I have some routing questions about the site diagram I have attached.
Currently all the routers in my org have a static "IP ROUTE 0.0.0.0 0.0.0.0 site A address" in them. I realize this destroys the redundancy that the existing datalines provide based on the drawing. What should be done if I remove the IP ROUTE 0.0.0.0 ...... from the routers will RIP take over and allow the network to function. What is the best config for routing traffic on a network like this.
I am not sure that the static default route that you describe does destroy redundancy in your network. If you are running RIP it would be helpful to know how RIP is configured and what it is advertising. And it would be helpful to know some specifics of what you mean when you say that the static default route specifies a siteA address? Which address? is it the address of the connected interface (different for each site) or is it some other address?
I assume that RIP is advertising the addressing of the various sites. To the extent that is true then RIP will be advertising the various paths to the site addresses and siteB (for example) will learn that the best path to siteC is the directly connected link but if that link fails there is an alternate link through siteA to siteC and even an alternate path through siteB through siteA to siteC. So the redundancy works.
The configured static default route will only be used to determine a path to destinations that are not advertised by RIP. It seems to me that the picture shows a pretty functional network with an adequate level of redundancy in its network paths.
The static routs in each router point to site A the address to site A is changed in each router per the ip that is assigned to the link.
i.e. site B ip route 0.0.0.0 0.0.0.0 10.244.0.1
site C ip route 0.0.0.0 0.0.0.0 10.246.0.1
I did notice in the graphic I have 2 site B that is a typo I am sure you still get the just of it.
I guess my end question is assuming rip is turned on can I remove the ip routes and how do I set up costing of the links so the T1's to our main site are used first and only if they fail does it look for a shorter path. I would think RIP would take care of this and the router would use OSPF to determin the correct path.
The easiest way to see what is turned on is to do show ip protocol. If you do this command on each router and post the output it would help us to understand what is happening at each site. It would also be helpful if you would post the output of show ip route from siteA and from one of the other sites.
just for the rip question. yes, you could rip or any other IGP to do the kind of routing you need, i.e. remove your static default routes.
My suggestion is to keep the EIGRP working and advertise a default route from site A towards the other sites, the rest is up with the routing protocol, just make sure you have the bandwidth configured correctly in each interface and you're good to go.
btw, if the network is only what we see on the diagram you can make site D a stub network too.
The output of show ip protocol clearly shows that RIP is not active on those routers. So I do not believe that there is any question about removing RIP since it is not there. However the output show that EIGRP is present and is routing for network 10.0.0.0 and network 184.108.40.206. EIGRP like RIP is a dynamic routing protocol.

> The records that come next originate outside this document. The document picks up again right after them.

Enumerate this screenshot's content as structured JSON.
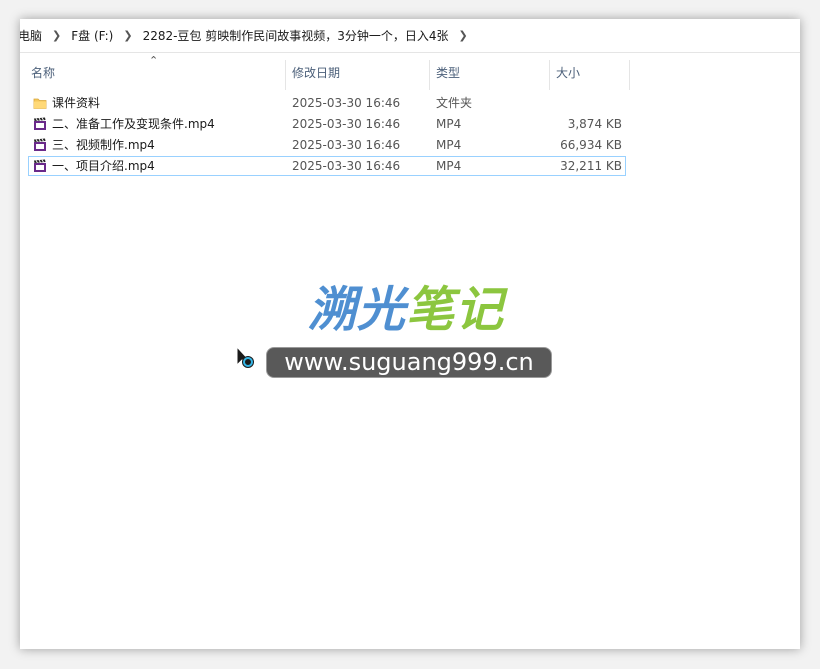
{
  "breadcrumb": {
    "items": [
      "电脑",
      "F盘 (F:)",
      "2282-豆包 剪映制作民间故事视频，3分钟一个，日入4张"
    ]
  },
  "columns": {
    "name": "名称",
    "date": "修改日期",
    "type": "类型",
    "size": "大小"
  },
  "files": [
    {
      "name": "课件资料",
      "date": "2025-03-30 16:46",
      "type": "文件夹",
      "size": "",
      "icon": "folder-icon"
    },
    {
      "name": "二、准备工作及变现条件.mp4",
      "date": "2025-03-30 16:46",
      "type": "MP4",
      "size": "3,874 KB",
      "icon": "video-file-icon"
    },
    {
      "name": "三、视频制作.mp4",
      "date": "2025-03-30 16:46",
      "type": "MP4",
      "size": "66,934 KB",
      "icon": "video-file-icon"
    },
    {
      "name": "一、项目介绍.mp4",
      "date": "2025-03-30 16:46",
      "type": "MP4",
      "size": "32,211 KB",
      "icon": "video-file-icon"
    }
  ],
  "watermark": {
    "logo_part1": "溯光",
    "logo_part2": "笔记",
    "url": "www.suguang999.cn",
    "color_blue": "#4f8fd1",
    "color_green": "#8cc63f"
  },
  "colors": {
    "selection_border": "#99d1ff",
    "header_text": "#4c607a",
    "folder": "#f5c85a",
    "video_icon": "#6a2a8a"
  }
}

The original post raised the question about RIP and I am not sure why. I believe the operation is basically as I described in an earlier post. There is a dynamic routing protocol running so that each site will dynamically choose the optimum path to each of the other sites and will fail over to alternate paths if there is a problem on any link. The configured static default routes provide routing logic for destinations that are not in network 10.0.0.0 or in 220.127.116.11. I do not see any particular reason to remove the static routes. As Vlad points out it could be possible to have EIGRP advertise the default route from siteA but the static routes should work ok. The original post was not specific about whether there is access to networks other than 10.0.0.0 or 18.104.22.168 (or whether EIGRP might be advertising a default route). The output of show ip route from siteC and from siteA might help us understand this aspect better.
Thinking about the dynamic routing protocol I believe that there is an advantage in running EIGRP rather than RIP. This is because EIGRP will consider bandwidth in choosing the optimum path where RIP will only look at hop count. So the decision made by EIGRP will recognize the different bandwidth of the alternate links in this network.
Hi everyone, I would like to thank you in advance for any help you can provide a newcomer like myself!
Im studying the 100-105 book by Odom and am currently on the topic of Port security. I purchased a used 2960 and I'm trying to follow a...
While deploying a number of 18xx/2802/3802 model access points (APs), which run AP-COS as their operating platform. It can be observed on some occasions that while many of their access points were able to join the fabric WLC withou...
I am going to design and build an LAN network under a tunnel underground with long distance between the switches.
I will have 2 Catalyst switches and 8 Industrial IE3000, and they will be connected with fiber.
For now I am planning on use Layer-2 s...